Antimicrobial serves as lactate alternative in meat
May 7, 2012
by Jeff Gelski
DES MOINES, IOWA — Kemin has launched BactoCease, a propionic acid-based antimicrobial designed to protect ready-to-eat meat and poultry products from Listeria monocytogenes.
BactoCease is available for use commercially with an in-plant waiver. A petition has been submitted to the U.S. Department of Agriculture’s Food Safety and Inspection Service that requests the listing of liquid sodium propionate as an acceptable antimicrobial agent for use in ready-to-eat meat and poultry products. The petition was published in the Federal Register on May 7.
“Until now, meat manufacturers have only had one primary option for Listeria control — lactates,” said William Schroeder, Ph.D., director of research and development for the food technologies division of Des Moines-based Kemin. “BactoCease is a cost-effective lactate alternative on the market that has scientifically sound research demonstrating excellent, more consistent performance in controlling Listeria in R.-T.-E. meat and poultry when compared to lactates.”

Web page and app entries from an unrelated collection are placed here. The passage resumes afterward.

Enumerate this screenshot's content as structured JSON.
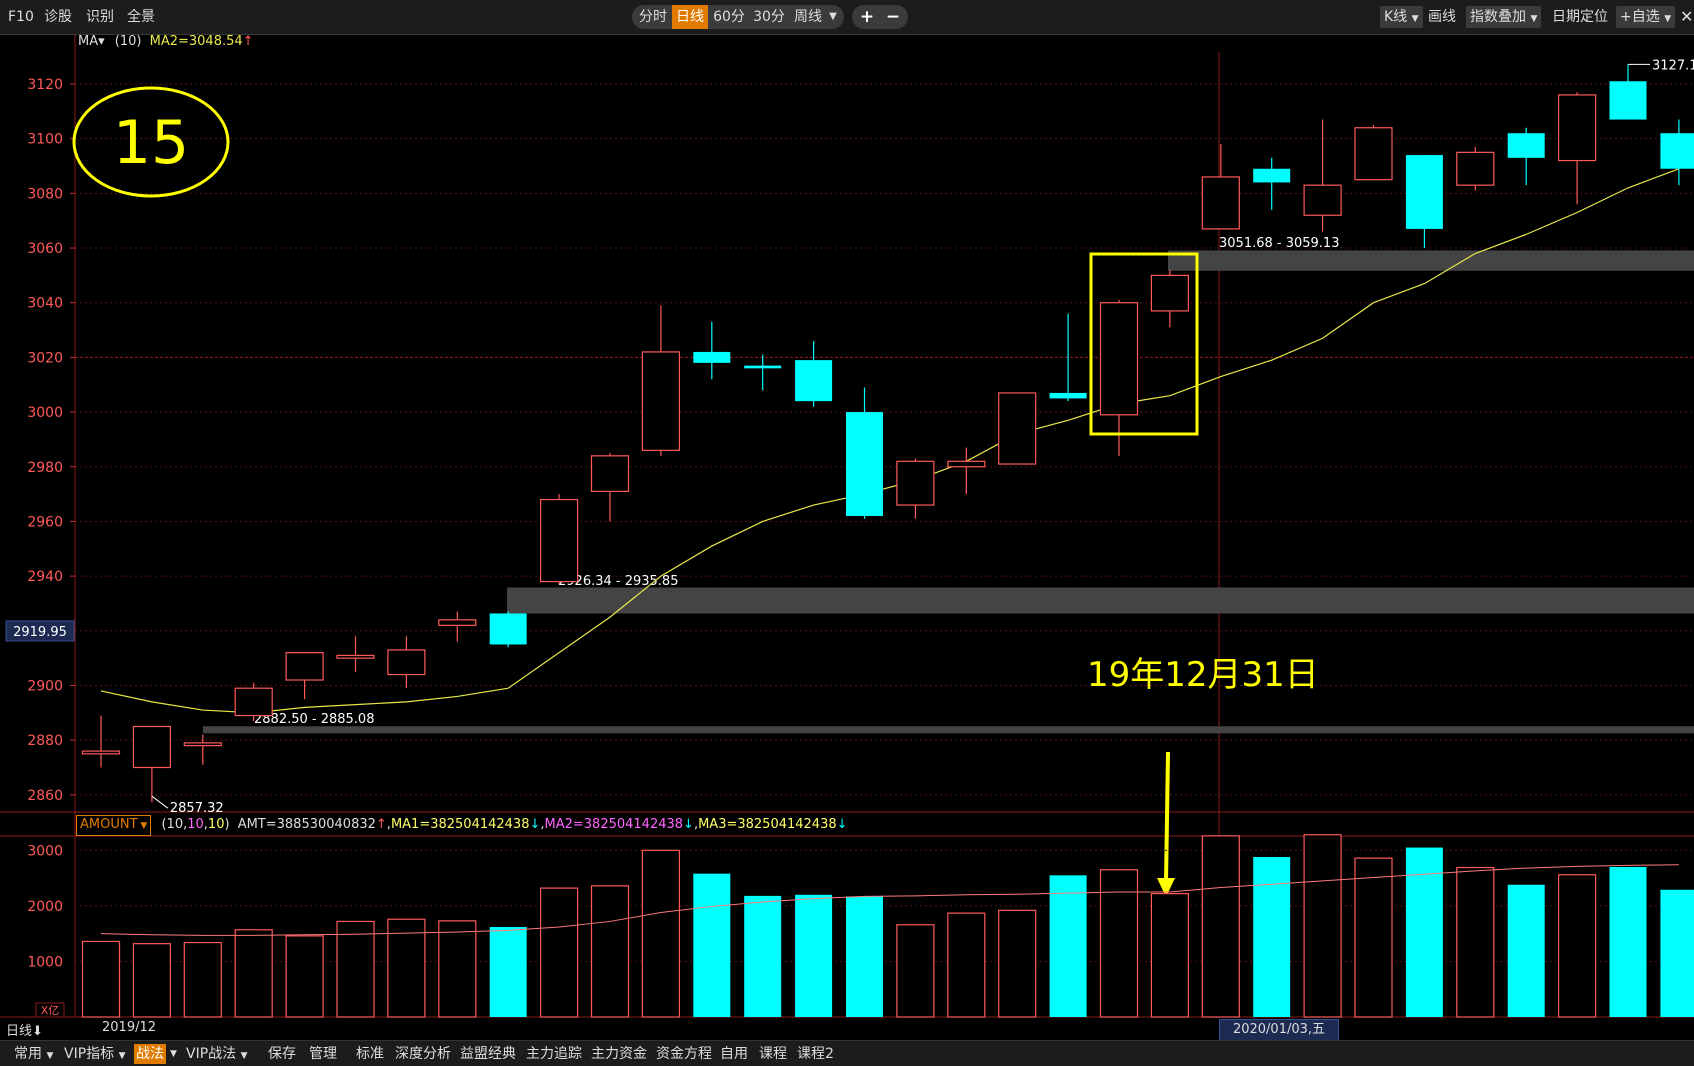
{
  "topbar": {
    "left": [
      "F10",
      "诊股",
      "识别",
      "全景"
    ],
    "periods": [
      "分时",
      "日线",
      "60分",
      "30分",
      "周线"
    ],
    "active_period": "日线",
    "zoom_in": "+",
    "zoom_out": "−",
    "right": [
      "K线",
      "画线",
      "指数叠加",
      "日期定位",
      "+自选"
    ],
    "close": "✕"
  },
  "ma_legend": {
    "ma": "MA▾",
    "params": "(10)",
    "value": "MA2=3048.54",
    "arrow": "↑"
  },
  "price_axis": {
    "ticks": [
      2860,
      2880,
      2900,
      2920,
      2940,
      2960,
      2980,
      3000,
      3020,
      3040,
      3060,
      3080,
      3100,
      3120
    ],
    "current": "2919.95"
  },
  "annotations": {
    "circle_number": "15",
    "date_label": "19年12月31日",
    "gap_labels": [
      "3051.68 - 3059.13",
      "2926.34 - 2935.85",
      "2882.50 - 2885.08"
    ],
    "low_label": "2857.32",
    "high_label": "3127.17"
  },
  "vol_legend": {
    "selector": "AMOUNT",
    "params_open": "(",
    "params": [
      "10",
      "10",
      "10"
    ],
    "params_close": ")",
    "amt": "AMT=388530040832",
    "amt_arrow": "↑",
    "ma1": "MA1=382504142438",
    "ma1_arrow": "↓",
    "ma2": "MA2=382504142438",
    "ma2_arrow": "↓",
    "ma3": "MA3=382504142438",
    "ma3_arrow": "↓",
    "unit": "X亿",
    "ticks": [
      1000,
      2000,
      3000
    ]
  },
  "datebar": {
    "period": "日线",
    "arrow": "⬇",
    "month": "2019/12",
    "cursor_date": "2020/01/03,五"
  },
  "bottombar": [
    "常用",
    "VIP指标",
    "战法",
    "VIP战法",
    "保存",
    "管理",
    "标准",
    "深度分析",
    "益盟经典",
    "主力追踪",
    "主力资金",
    "资金方程",
    "自用",
    "课程",
    "课程2"
  ],
  "bottombar_active": "战法",
  "colors": {
    "up": "#ff5a5a",
    "down": "#00ffff",
    "ma": "#e8e84a",
    "annotation": "#ffff00",
    "gap": "#444444",
    "orange": "#e07b00"
  },
  "chart_data": [
    {
      "type": "candlestick",
      "title": "",
      "ylim": [
        2850,
        3130
      ],
      "candles": [
        {
          "o": 2875,
          "h": 2889,
          "l": 2870,
          "c": 2876
        },
        {
          "o": 2870,
          "h": 2885,
          "l": 2857.32,
          "c": 2885
        },
        {
          "o": 2878,
          "h": 2882,
          "l": 2871,
          "c": 2879
        },
        {
          "o": 2889,
          "h": 2901,
          "l": 2887,
          "c": 2899
        },
        {
          "o": 2902,
          "h": 2912,
          "l": 2895,
          "c": 2912
        },
        {
          "o": 2910,
          "h": 2918,
          "l": 2905,
          "c": 2911
        },
        {
          "o": 2904,
          "h": 2918,
          "l": 2899,
          "c": 2913
        },
        {
          "o": 2922,
          "h": 2927,
          "l": 2916,
          "c": 2924
        },
        {
          "o": 2926.34,
          "h": 2927,
          "l": 2914,
          "c": 2915
        },
        {
          "o": 2938,
          "h": 2970,
          "l": 2937,
          "c": 2968
        },
        {
          "o": 2971,
          "h": 2985,
          "l": 2960,
          "c": 2984
        },
        {
          "o": 2986,
          "h": 3039,
          "l": 2984,
          "c": 3022
        },
        {
          "o": 3022,
          "h": 3033,
          "l": 3012,
          "c": 3018
        },
        {
          "o": 3017,
          "h": 3021,
          "l": 3008,
          "c": 3016
        },
        {
          "o": 3019,
          "h": 3026,
          "l": 3002,
          "c": 3004
        },
        {
          "o": 3000,
          "h": 3009,
          "l": 2961,
          "c": 2962
        },
        {
          "o": 2966,
          "h": 2983,
          "l": 2961,
          "c": 2982
        },
        {
          "o": 2980,
          "h": 2987,
          "l": 2970,
          "c": 2982
        },
        {
          "o": 2981,
          "h": 3007,
          "l": 2981,
          "c": 3007
        },
        {
          "o": 3007,
          "h": 3036,
          "l": 3004,
          "c": 3005
        },
        {
          "o": 2999,
          "h": 3041,
          "l": 2984,
          "c": 3040
        },
        {
          "o": 3037,
          "h": 3052,
          "l": 3031,
          "c": 3050
        },
        {
          "o": 3067,
          "h": 3098,
          "l": 3067,
          "c": 3086
        },
        {
          "o": 3089,
          "h": 3093,
          "l": 3074,
          "c": 3084
        },
        {
          "o": 3072,
          "h": 3107,
          "l": 3066,
          "c": 3083
        },
        {
          "o": 3085,
          "h": 3105,
          "l": 3085,
          "c": 3104
        },
        {
          "o": 3094,
          "h": 3094,
          "l": 3060,
          "c": 3067
        },
        {
          "o": 3083,
          "h": 3097,
          "l": 3081,
          "c": 3095
        },
        {
          "o": 3102,
          "h": 3104,
          "l": 3083,
          "c": 3093
        },
        {
          "o": 3092,
          "h": 3117,
          "l": 3076,
          "c": 3116
        },
        {
          "o": 3121,
          "h": 3127.17,
          "l": 3107,
          "c": 3107
        },
        {
          "o": 3102,
          "h": 3107,
          "l": 3083,
          "c": 3089
        }
      ],
      "ma10": [
        2898,
        2894,
        2891,
        2890,
        2892,
        2893,
        2894,
        2896,
        2899,
        2912,
        2925,
        2940,
        2951,
        2960,
        2966,
        2970,
        2975,
        2982,
        2992,
        2997,
        3003,
        3006,
        3013,
        3019,
        3027,
        3040,
        3047,
        3058,
        3065,
        3073,
        3082,
        3089
      ]
    },
    {
      "type": "bar",
      "title": "AMOUNT",
      "ylim": [
        0,
        3100
      ],
      "values": [
        1360,
        1320,
        1340,
        1570,
        1460,
        1720,
        1760,
        1730,
        1620,
        2320,
        2360,
        3000,
        2580,
        2180,
        2200,
        2170,
        1660,
        1870,
        1920,
        2550,
        2650,
        2220,
        3260,
        2880,
        3280,
        2860,
        3050,
        2690,
        2380,
        2560,
        2700,
        2290
      ],
      "ma": [
        1500,
        1480,
        1470,
        1470,
        1480,
        1490,
        1510,
        1530,
        1560,
        1620,
        1720,
        1880,
        1990,
        2070,
        2130,
        2170,
        2180,
        2200,
        2210,
        2230,
        2250,
        2250,
        2330,
        2390,
        2450,
        2510,
        2570,
        2630,
        2680,
        2710,
        2730,
        2740
      ]
    }
  ]
}
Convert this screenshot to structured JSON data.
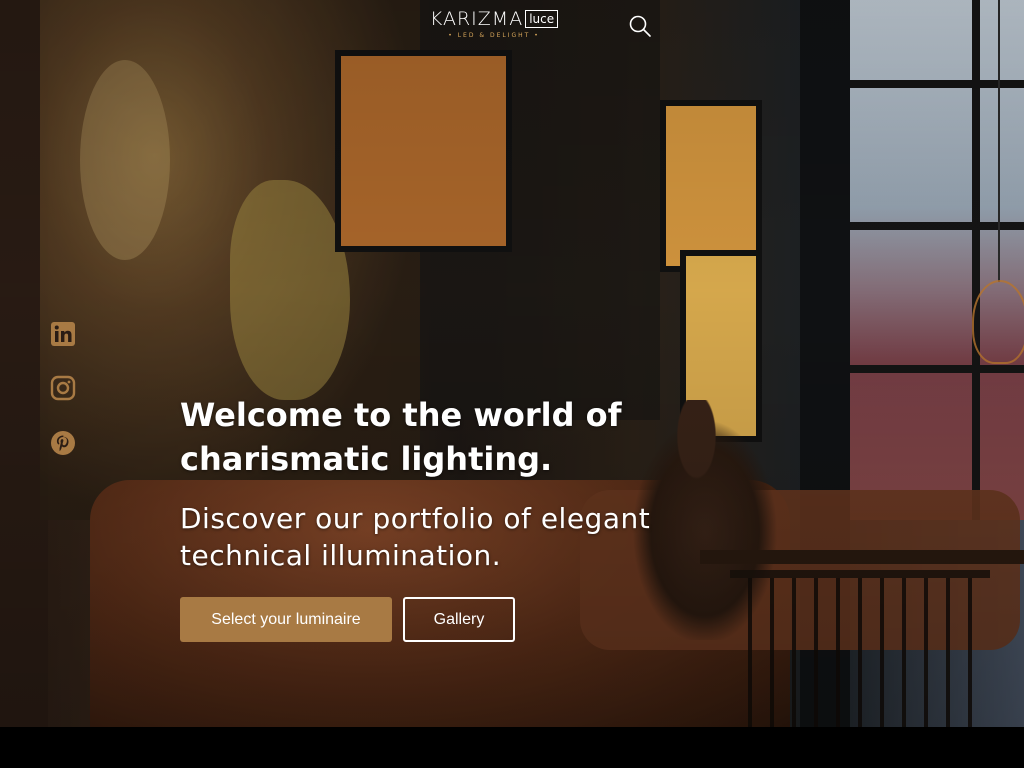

According to Kemin, multiple replications performed in turkey, ham and roast beef showed BactoCease consistently inhibited Listeria for an average of 10 to 12 weeks, depending on the meat application. BactoCease has no negative impact on flavor of ready-to-eat meat and poultry products, according to the company.